> Problem to work on
Look through the data below and show every line that includes "Spatial".

(Dataset begins)

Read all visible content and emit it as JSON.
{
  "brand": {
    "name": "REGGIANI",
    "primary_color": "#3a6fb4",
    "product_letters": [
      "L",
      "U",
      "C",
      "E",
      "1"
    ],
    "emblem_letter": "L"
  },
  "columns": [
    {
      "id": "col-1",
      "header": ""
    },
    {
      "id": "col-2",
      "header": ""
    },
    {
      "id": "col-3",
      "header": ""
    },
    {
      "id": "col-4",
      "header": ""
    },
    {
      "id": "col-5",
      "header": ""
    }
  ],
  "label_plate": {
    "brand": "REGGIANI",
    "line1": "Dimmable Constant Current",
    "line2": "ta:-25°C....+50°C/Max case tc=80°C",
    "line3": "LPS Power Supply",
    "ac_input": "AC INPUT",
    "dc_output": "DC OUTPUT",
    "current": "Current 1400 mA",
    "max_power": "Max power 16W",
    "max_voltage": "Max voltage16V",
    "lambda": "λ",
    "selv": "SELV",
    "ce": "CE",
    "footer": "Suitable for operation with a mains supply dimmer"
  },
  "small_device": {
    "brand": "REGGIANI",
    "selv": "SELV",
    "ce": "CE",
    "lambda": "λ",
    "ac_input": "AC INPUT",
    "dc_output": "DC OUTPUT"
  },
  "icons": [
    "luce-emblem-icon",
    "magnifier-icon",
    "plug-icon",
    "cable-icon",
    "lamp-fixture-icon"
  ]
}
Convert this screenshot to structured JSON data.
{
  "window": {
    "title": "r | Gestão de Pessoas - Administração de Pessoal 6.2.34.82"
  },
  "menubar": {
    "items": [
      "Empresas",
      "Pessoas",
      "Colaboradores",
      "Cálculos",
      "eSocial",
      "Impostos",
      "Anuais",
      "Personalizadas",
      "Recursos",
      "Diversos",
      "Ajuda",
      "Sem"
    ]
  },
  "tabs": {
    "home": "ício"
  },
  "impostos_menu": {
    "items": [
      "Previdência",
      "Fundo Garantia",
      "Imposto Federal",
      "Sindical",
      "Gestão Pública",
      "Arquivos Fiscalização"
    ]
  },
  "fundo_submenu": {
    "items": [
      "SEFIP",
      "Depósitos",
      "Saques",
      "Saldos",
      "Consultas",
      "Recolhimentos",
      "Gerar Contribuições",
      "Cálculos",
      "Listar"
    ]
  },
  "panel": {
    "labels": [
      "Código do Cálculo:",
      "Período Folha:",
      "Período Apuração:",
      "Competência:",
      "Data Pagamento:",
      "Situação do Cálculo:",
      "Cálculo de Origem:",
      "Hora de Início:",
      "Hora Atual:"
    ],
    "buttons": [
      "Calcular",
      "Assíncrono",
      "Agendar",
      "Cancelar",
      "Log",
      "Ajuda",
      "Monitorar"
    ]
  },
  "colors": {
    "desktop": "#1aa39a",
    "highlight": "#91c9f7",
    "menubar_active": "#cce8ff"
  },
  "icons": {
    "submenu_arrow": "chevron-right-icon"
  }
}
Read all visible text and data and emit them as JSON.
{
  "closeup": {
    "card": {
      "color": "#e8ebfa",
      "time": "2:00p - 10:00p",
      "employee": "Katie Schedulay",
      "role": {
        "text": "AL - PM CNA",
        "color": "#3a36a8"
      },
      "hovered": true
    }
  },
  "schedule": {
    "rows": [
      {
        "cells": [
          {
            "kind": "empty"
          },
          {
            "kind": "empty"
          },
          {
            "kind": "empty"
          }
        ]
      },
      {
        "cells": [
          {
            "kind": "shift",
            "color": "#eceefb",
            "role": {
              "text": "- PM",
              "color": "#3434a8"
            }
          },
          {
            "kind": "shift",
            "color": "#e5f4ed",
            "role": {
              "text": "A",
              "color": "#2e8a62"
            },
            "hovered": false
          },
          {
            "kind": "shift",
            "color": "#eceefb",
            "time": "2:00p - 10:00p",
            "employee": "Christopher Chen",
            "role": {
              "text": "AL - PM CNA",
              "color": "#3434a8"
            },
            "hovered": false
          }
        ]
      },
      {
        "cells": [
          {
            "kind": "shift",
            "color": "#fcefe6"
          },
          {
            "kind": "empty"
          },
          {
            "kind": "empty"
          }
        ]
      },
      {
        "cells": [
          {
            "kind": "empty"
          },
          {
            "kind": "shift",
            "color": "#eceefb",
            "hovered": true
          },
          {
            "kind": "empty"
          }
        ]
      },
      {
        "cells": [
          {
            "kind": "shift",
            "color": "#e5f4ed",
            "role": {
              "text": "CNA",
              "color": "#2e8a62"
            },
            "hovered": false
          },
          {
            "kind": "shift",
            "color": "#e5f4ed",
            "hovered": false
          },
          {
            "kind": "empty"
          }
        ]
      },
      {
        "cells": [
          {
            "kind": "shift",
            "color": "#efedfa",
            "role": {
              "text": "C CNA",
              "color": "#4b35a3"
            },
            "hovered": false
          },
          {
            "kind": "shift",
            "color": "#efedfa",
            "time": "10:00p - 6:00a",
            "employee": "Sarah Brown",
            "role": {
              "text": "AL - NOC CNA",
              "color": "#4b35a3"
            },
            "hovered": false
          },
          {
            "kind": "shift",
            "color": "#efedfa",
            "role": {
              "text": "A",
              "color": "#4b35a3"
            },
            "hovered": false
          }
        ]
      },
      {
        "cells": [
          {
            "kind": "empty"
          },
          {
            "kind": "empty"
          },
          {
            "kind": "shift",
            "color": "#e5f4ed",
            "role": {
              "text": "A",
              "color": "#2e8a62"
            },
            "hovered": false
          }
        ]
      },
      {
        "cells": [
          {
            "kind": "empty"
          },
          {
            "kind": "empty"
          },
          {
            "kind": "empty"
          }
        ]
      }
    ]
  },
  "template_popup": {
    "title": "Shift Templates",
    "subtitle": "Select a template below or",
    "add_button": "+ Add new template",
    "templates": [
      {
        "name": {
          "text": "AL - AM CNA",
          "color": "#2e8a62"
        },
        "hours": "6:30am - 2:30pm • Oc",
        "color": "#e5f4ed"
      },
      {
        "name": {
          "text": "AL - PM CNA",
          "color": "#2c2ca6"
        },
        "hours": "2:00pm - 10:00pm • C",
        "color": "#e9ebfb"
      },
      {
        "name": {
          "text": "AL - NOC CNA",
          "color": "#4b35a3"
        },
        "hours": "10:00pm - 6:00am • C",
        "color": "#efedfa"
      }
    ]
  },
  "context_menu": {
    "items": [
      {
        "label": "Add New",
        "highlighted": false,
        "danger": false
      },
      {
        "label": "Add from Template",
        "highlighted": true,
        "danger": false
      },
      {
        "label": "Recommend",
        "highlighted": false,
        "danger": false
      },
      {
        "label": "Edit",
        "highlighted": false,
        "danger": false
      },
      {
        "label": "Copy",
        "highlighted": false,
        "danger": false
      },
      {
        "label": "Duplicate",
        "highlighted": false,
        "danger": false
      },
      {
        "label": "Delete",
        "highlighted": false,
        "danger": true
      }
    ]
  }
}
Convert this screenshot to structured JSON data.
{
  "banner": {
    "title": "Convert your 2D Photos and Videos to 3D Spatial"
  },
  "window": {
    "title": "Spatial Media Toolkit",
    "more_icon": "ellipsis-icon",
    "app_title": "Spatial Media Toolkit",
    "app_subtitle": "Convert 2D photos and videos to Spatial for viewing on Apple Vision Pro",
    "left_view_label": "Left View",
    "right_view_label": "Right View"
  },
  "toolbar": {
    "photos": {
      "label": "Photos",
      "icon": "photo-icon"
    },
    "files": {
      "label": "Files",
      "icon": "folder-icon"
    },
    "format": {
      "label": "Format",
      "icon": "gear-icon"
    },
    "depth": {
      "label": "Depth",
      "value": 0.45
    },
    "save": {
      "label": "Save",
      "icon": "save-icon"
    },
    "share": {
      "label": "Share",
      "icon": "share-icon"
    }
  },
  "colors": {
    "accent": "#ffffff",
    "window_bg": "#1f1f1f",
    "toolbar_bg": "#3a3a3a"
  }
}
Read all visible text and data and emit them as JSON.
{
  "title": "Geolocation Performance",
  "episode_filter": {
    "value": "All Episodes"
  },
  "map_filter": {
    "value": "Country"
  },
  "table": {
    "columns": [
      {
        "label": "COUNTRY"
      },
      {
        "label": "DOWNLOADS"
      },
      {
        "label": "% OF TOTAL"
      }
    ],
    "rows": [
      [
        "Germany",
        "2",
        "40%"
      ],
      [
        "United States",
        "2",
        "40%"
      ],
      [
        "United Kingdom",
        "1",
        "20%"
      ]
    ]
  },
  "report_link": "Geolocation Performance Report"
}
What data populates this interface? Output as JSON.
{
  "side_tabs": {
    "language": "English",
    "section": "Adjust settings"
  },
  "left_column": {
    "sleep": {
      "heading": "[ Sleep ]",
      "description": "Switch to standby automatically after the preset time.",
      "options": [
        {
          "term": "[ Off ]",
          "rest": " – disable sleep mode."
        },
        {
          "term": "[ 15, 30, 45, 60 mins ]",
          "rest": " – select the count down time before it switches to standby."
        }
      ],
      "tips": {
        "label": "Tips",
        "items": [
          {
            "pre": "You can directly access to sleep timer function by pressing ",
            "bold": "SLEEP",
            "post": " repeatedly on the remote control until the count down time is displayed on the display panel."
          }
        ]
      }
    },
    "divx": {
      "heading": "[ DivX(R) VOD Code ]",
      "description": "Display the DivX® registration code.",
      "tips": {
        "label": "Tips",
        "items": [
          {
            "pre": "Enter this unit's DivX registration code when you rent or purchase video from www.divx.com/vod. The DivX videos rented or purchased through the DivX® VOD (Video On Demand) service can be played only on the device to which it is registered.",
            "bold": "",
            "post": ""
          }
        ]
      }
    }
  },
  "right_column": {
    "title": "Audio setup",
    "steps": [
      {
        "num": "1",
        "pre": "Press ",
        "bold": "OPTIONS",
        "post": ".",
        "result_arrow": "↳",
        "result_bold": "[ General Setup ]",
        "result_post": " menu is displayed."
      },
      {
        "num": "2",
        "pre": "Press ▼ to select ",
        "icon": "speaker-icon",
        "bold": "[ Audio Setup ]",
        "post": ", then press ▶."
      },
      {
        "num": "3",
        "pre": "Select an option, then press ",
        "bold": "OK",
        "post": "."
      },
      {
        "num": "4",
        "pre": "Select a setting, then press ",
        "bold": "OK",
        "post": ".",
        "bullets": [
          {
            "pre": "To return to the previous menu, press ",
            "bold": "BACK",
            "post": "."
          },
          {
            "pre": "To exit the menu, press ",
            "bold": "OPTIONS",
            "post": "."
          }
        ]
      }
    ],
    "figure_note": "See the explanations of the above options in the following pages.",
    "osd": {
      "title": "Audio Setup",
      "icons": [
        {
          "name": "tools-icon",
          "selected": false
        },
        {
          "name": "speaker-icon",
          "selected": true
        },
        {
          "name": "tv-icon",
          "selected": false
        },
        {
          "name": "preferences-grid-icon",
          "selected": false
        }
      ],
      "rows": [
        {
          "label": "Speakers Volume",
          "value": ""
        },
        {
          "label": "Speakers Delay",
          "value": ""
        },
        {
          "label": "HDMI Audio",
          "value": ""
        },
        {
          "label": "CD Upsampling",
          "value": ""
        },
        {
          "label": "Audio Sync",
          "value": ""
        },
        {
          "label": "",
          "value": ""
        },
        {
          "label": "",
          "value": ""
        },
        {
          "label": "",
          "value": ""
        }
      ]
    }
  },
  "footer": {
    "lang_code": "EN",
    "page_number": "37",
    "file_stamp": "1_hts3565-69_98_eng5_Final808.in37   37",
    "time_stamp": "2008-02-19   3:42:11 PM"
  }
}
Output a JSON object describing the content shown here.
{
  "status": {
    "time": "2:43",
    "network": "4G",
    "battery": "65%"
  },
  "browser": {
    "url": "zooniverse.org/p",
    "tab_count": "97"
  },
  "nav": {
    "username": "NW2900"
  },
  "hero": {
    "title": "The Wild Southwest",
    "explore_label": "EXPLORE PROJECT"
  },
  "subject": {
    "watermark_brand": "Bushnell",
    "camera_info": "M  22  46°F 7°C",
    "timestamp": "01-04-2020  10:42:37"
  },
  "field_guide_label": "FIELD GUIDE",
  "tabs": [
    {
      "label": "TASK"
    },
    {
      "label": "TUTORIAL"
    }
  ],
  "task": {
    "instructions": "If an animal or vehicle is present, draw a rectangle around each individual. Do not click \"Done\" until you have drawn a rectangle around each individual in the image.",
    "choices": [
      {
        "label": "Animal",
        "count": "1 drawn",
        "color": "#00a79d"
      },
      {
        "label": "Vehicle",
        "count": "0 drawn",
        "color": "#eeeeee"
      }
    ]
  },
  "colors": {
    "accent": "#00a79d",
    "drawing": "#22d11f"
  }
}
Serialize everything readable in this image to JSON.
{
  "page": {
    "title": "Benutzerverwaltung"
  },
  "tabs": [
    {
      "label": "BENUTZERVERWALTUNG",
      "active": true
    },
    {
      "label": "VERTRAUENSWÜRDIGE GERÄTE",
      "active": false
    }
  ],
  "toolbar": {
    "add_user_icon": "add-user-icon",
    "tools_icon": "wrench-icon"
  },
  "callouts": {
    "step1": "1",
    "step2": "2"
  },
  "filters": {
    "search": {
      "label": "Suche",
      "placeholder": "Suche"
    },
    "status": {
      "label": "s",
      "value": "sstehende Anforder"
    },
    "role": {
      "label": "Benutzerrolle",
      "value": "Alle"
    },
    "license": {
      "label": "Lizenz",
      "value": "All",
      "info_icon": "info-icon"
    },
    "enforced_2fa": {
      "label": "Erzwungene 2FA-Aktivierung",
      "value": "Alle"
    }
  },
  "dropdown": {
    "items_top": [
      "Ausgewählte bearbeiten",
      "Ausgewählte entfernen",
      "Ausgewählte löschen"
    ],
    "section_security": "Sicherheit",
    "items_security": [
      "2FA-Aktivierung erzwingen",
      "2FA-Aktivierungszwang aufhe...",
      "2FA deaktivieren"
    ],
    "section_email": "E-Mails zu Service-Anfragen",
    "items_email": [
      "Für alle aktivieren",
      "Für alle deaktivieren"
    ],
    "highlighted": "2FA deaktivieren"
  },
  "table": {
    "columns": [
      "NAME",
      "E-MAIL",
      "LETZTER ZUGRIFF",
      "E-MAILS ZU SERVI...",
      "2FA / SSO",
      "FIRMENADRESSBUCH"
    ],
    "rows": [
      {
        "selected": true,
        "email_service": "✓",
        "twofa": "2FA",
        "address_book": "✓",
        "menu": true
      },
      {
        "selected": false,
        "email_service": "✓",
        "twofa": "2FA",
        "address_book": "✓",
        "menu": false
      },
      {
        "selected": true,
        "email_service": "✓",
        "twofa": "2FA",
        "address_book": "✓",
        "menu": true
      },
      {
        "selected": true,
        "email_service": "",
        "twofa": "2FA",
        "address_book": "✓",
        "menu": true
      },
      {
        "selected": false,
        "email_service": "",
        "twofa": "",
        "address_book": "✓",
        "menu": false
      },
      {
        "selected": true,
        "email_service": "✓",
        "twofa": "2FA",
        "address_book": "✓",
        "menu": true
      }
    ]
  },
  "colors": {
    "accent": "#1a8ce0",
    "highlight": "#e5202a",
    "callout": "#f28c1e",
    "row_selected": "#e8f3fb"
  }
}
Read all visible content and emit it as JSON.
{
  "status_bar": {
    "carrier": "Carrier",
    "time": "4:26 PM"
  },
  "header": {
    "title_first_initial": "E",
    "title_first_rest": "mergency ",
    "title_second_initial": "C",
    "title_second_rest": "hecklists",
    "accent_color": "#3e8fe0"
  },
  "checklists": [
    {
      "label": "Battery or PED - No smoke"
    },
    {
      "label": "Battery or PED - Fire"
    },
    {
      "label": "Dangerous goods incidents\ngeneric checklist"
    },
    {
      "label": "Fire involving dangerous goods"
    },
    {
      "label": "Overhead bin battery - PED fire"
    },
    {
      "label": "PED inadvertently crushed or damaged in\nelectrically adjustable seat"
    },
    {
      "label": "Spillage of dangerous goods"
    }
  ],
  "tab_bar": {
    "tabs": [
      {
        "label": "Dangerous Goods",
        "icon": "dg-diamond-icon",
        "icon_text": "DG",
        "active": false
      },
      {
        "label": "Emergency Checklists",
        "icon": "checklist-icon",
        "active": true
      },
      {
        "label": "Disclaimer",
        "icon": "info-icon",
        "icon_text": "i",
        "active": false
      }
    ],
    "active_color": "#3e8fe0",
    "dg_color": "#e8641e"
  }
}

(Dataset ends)

> Solved exercise
    "title": "Convert your 2D Photos and Videos to 3D Spatial"
    "title": "Spatial Media Toolkit",
    "app_title": "Spatial Media Toolkit",
    "app_subtitle": "Convert 2D photos and videos to Spatial for viewing on Apple Vision Pro",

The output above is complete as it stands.